(Dataset entries)
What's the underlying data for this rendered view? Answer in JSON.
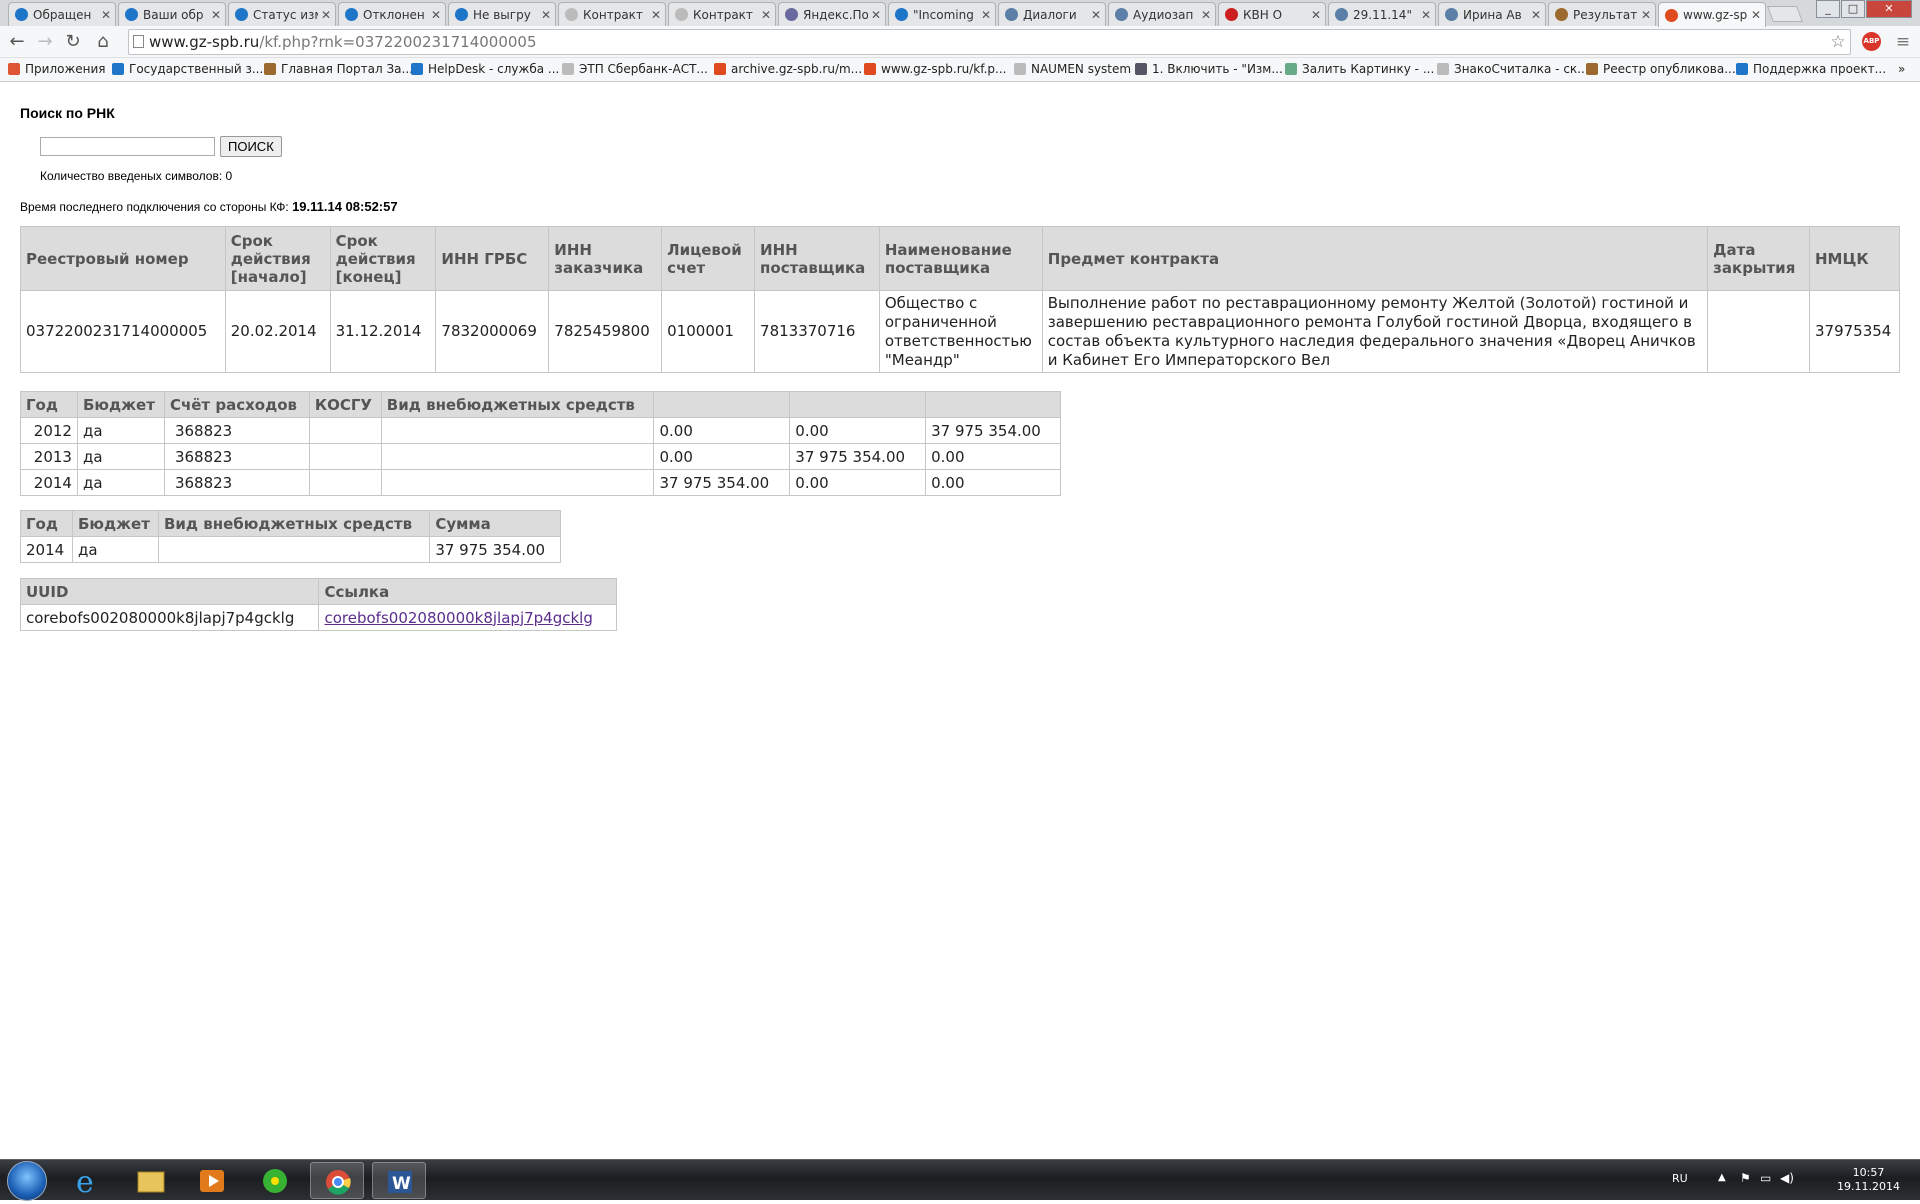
{
  "browser": {
    "tabs": [
      {
        "title": "Обращен",
        "color": "#1f76c9"
      },
      {
        "title": "Ваши обр",
        "color": "#1f76c9"
      },
      {
        "title": "Статус изм",
        "color": "#1f76c9"
      },
      {
        "title": "Отклонен",
        "color": "#1f76c9"
      },
      {
        "title": "Не выгру",
        "color": "#1f76c9"
      },
      {
        "title": "Контракт",
        "color": "#bbbbbb"
      },
      {
        "title": "Контракт",
        "color": "#bbbbbb"
      },
      {
        "title": "Яндекс.По",
        "color": "#6a6aa0"
      },
      {
        "title": "\"Incoming",
        "color": "#1f76c9"
      },
      {
        "title": "Диалоги",
        "color": "#5b7fa6"
      },
      {
        "title": "Аудиозап",
        "color": "#5b7fa6"
      },
      {
        "title": "КВН О",
        "color": "#cc1f1f"
      },
      {
        "title": "29.11.14\"",
        "color": "#5b7fa6"
      },
      {
        "title": "Ирина Ав",
        "color": "#5b7fa6"
      },
      {
        "title": "Результат",
        "color": "#9c6a2e"
      },
      {
        "title": "www.gz-sp",
        "color": "#e04a1f"
      }
    ],
    "url_host": "www.gz-spb.ru",
    "url_path": "/kf.php?rnk=0372200231714000005",
    "bookmarks": [
      {
        "label": "Приложения",
        "color": "#d53"
      },
      {
        "label": "Государственный з...",
        "color": "#1f76c9"
      },
      {
        "label": "Главная Портал За...",
        "color": "#9c6a2e"
      },
      {
        "label": "HelpDesk - служба ...",
        "color": "#1f76c9"
      },
      {
        "label": "ЭТП Сбербанк-АСТ...",
        "color": "#bbbbbb"
      },
      {
        "label": "archive.gz-spb.ru/m...",
        "color": "#e04a1f"
      },
      {
        "label": "www.gz-spb.ru/kf.p...",
        "color": "#e04a1f"
      },
      {
        "label": "NAUMEN system",
        "color": "#bbbbbb"
      },
      {
        "label": "1. Включить - \"Изм...",
        "color": "#556"
      },
      {
        "label": "Залить Картинку - ...",
        "color": "#6a8"
      },
      {
        "label": "ЗнакоСчиталка - ск...",
        "color": "#bbbbbb"
      },
      {
        "label": "Реестр опубликова...",
        "color": "#9c6a2e"
      },
      {
        "label": "Поддержка проект...",
        "color": "#1f76c9"
      }
    ]
  },
  "page": {
    "title": "Поиск по РНК",
    "search_value": "",
    "search_button": "ПОИСК",
    "char_count": "Количество введеных символов: 0",
    "last_conn_label": "Время последнего подключения со стороны КФ:",
    "last_conn_value": "19.11.14 08:52:57"
  },
  "contract_table": {
    "headers": [
      "Реестровый номер",
      "Срок действия [начало]",
      "Срок действия [конец]",
      "ИНН ГРБС",
      "ИНН заказчика",
      "Лицевой счет",
      "ИНН поставщика",
      "Наименование поставщика",
      "Предмет контракта",
      "Дата закрытия",
      "НМЦК"
    ],
    "row": [
      "0372200231714000005",
      "20.02.2014",
      "31.12.2014",
      "7832000069",
      "7825459800",
      "0100001",
      "7813370716",
      "Общество с ограниченной ответственностью \"Меандр\"",
      "Выполнение работ по реставрационному ремонту Желтой (Золотой) гостиной и завершению реставрационного ремонта Голубой гостиной Дворца, входящего в состав объекта культурного наследия федерального значения «Дворец Аничков и Кабинет Его Императорского Вел",
      "",
      "37975354"
    ]
  },
  "budget_table": {
    "headers": [
      "Год",
      "Бюджет",
      "Счёт расходов",
      "КОСГУ",
      "Вид внебюджетных средств",
      "",
      "",
      ""
    ],
    "rows": [
      [
        "2012",
        "да",
        "368823",
        "",
        "",
        "0.00",
        "0.00",
        "37 975 354.00"
      ],
      [
        "2013",
        "да",
        "368823",
        "",
        "",
        "0.00",
        "37 975 354.00",
        "0.00"
      ],
      [
        "2014",
        "да",
        "368823",
        "",
        "",
        "37 975 354.00",
        "0.00",
        "0.00"
      ]
    ]
  },
  "sum_table": {
    "headers": [
      "Год",
      "Бюджет",
      "Вид внебюджетных средств",
      "Сумма"
    ],
    "rows": [
      [
        "2014",
        "да",
        "",
        "37 975 354.00"
      ]
    ]
  },
  "uuid_table": {
    "headers": [
      "UUID",
      "Ссылка"
    ],
    "rows": [
      [
        "corebofs002080000k8jlapj7p4gcklg",
        "corebofs002080000k8jlapj7p4gcklg"
      ]
    ]
  },
  "taskbar": {
    "lang": "RU",
    "time": "10:57",
    "date": "19.11.2014"
  }
}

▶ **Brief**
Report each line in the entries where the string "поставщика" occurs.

▶ **Answer space**
      "ИНН поставщика",
      "Наименование поставщика",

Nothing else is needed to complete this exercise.